Is teaching observational astronomy your focus, or do you do lots of other things? Are live, interactive astronomy programs with on-the-fly changes to suit the audience part of that? Or do you mainly focus on pre-recorded shows? Do you prefer to make shows yourself, or to only purchase shows from outside sources?


All of these questions can affect the software you might want to control your planetarium. If astronomy is your focus, especially live shows that you can control on-the-fly, as you might be accustomed to in controlling an opto-mech, you’ll want to make sure you get a system that has robust astronomy software and is easily controllable. If you plan to mostly do prerecorded shows, that won’t be as important.


Some systems also use realtime planetarium software that’s based on, or compatible with, commercial or free software that can be used on ordinary computers, such as Starry Night or Stellarium, which can be useful in an educational setting. Many others use proprietary programs developed specifically by a vendor.


If you want to be able to program your own non-astronomical content, or even a wide array of astronomical images—say still images or additional video sequences or 3D models, you’ll need to make sure the software will support your needs.

As you are researching and shopping, try to actually sit down at the console of a few different systems and see which programs feel most natural to you. Vendor areas at conferences and visiting neighboring planetaria are two great ways to do this. Keep in mind that a system with a simple interface may not prove robust enough for work you want to do once you get used to it, but one with too complex an interface may make it hard to do the programs you want to with ease. You’ll need to figure out what features are important for your presentations, and the level of “tech savvy” of yourself and your staff.


It is worth understanding that many features are not exclusive to a given vendor. Many vendors provide similar datasets and atlases packaged into their systems, the key differences being how you navigate through them. As above, try to find the opportunity to use the systems to get some idea of how they work to determine your preferences.


Hardware Control


Different systems also need different amounts of back-end hardware to control them. Small dome systems might only need one or two very powerful computers, while multi-projector arrays might require several racks of servers. In addition to the hardware needed for the graphics, you may also need many additional computers and components to manage audio, and for any other automation integration of lights and other effects in your theater. As mentioned in earlier chapters, larger systems also have special power and HVAC needs that will have to be accounted for.

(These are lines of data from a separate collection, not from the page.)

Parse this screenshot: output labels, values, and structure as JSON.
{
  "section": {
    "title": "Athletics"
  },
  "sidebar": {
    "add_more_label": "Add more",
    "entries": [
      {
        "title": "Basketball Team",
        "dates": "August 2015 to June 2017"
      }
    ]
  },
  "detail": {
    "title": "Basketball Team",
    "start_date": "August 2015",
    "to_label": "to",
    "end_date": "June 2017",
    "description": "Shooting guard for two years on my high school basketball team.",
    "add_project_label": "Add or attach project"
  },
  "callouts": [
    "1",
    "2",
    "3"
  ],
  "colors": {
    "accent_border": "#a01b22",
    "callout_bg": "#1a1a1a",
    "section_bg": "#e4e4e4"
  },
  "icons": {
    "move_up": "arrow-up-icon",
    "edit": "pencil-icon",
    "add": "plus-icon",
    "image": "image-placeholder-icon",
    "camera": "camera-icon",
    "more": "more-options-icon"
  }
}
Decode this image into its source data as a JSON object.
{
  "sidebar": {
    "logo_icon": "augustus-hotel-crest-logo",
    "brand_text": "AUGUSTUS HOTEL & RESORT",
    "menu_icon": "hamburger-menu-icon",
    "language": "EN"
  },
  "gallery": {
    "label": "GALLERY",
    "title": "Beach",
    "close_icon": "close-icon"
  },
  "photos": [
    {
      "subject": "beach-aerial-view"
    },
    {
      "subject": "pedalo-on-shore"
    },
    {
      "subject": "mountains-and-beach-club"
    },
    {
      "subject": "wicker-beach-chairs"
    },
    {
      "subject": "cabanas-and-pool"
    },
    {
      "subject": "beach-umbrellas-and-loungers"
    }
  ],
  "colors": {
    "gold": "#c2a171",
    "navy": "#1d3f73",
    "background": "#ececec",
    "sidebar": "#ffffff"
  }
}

Production hardware is another thing to keep in mind. Even if your system has a robust realtime system allowing you to create and recreate shows with relative ease, you may not want to use up premium presentation time for production. A good solution is to have another copy of the system’s software on a computer outside the dome to do this production on.


Generating pre-rendered fulldome animations can be totally different: rather than being done with the planetarium software, this is often done with traditional 3D and video production software. While it will also require powerful computers for this work to be done, the software is not specific to any given planetarium system.


What you need for production hardware, and how powerful it needs to be, will depend on what you intend to produce.




It can help, as you begin this process, to develop a clear idea of what topics you cover in a presentation. Make a list. Then make a list of what you’d like to be able to do. As you research, speak with vendors about the items on your lis,t and find the one that works best for you.


This all might sound intimidating, and it can be, but it’s worth it to make sure you end up with a product that is satisfactory. More work now will avoid headaches and difficulties down the line. It’s also good to have a clear idea ahead of time, so you can better explain to administrators and donors what your preferences are and why.